■ **EXERCISE AIM**
Below are the records; give the number of their lines that contain the word "glyph" and nothing more.

■ **DATA RECORDS**
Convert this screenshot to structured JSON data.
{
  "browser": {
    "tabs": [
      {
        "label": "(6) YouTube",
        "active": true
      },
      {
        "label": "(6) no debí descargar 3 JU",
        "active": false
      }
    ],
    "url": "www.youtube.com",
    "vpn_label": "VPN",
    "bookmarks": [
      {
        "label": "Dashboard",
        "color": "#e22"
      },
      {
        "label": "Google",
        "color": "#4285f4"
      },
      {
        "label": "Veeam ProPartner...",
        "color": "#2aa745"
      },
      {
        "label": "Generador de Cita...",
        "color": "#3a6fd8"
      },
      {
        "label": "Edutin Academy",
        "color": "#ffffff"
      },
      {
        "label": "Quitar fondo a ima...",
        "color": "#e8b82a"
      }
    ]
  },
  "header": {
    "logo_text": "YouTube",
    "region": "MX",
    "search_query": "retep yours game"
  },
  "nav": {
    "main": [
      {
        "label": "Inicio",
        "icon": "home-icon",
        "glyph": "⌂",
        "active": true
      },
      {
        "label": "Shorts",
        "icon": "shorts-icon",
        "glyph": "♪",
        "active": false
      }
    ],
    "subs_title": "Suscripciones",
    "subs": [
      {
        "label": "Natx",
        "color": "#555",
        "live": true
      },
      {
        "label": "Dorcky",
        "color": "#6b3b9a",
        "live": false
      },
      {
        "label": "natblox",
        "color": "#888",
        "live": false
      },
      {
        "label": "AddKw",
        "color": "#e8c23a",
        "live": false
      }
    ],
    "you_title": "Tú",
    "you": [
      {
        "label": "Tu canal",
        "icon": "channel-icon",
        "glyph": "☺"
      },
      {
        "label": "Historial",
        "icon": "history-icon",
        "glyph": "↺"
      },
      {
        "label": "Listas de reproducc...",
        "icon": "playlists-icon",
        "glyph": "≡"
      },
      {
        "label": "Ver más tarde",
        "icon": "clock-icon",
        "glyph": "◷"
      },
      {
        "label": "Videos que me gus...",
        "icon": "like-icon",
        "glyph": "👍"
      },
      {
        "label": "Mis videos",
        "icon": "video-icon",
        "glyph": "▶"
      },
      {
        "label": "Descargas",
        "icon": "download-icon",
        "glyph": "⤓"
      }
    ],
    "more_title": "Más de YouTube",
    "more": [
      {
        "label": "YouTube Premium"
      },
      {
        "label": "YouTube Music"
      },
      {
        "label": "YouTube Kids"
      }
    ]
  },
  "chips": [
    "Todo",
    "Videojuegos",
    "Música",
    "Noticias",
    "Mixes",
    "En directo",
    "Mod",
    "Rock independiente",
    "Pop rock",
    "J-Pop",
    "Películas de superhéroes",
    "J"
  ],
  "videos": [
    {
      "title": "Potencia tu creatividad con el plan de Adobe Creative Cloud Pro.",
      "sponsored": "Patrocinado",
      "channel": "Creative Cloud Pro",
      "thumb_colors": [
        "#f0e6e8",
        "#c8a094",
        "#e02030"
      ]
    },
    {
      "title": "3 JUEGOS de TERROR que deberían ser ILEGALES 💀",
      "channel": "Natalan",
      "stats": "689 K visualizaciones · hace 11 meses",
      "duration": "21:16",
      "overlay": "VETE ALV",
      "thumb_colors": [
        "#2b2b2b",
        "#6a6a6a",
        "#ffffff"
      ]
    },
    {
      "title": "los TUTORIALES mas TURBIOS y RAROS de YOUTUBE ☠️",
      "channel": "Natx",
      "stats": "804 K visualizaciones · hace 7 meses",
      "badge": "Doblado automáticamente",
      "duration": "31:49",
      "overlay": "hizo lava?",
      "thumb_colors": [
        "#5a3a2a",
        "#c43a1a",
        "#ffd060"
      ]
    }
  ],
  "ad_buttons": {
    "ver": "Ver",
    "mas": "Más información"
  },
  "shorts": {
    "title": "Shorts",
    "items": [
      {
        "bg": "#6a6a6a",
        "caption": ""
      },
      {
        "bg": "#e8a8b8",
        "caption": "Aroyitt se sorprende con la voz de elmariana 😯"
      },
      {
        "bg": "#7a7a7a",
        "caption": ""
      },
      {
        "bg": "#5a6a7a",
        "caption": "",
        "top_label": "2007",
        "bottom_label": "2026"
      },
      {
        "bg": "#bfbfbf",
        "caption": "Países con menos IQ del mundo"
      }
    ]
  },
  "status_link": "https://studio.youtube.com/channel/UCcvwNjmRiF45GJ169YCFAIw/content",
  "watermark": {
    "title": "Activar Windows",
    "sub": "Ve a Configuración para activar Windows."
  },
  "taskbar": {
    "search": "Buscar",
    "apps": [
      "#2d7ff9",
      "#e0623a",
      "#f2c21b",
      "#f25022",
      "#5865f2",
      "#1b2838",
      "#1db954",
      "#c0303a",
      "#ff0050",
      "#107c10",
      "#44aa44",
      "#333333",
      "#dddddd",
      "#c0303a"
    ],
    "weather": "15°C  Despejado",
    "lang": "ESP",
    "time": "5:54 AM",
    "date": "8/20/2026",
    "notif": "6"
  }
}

■ **SOLUTION BELOW**
9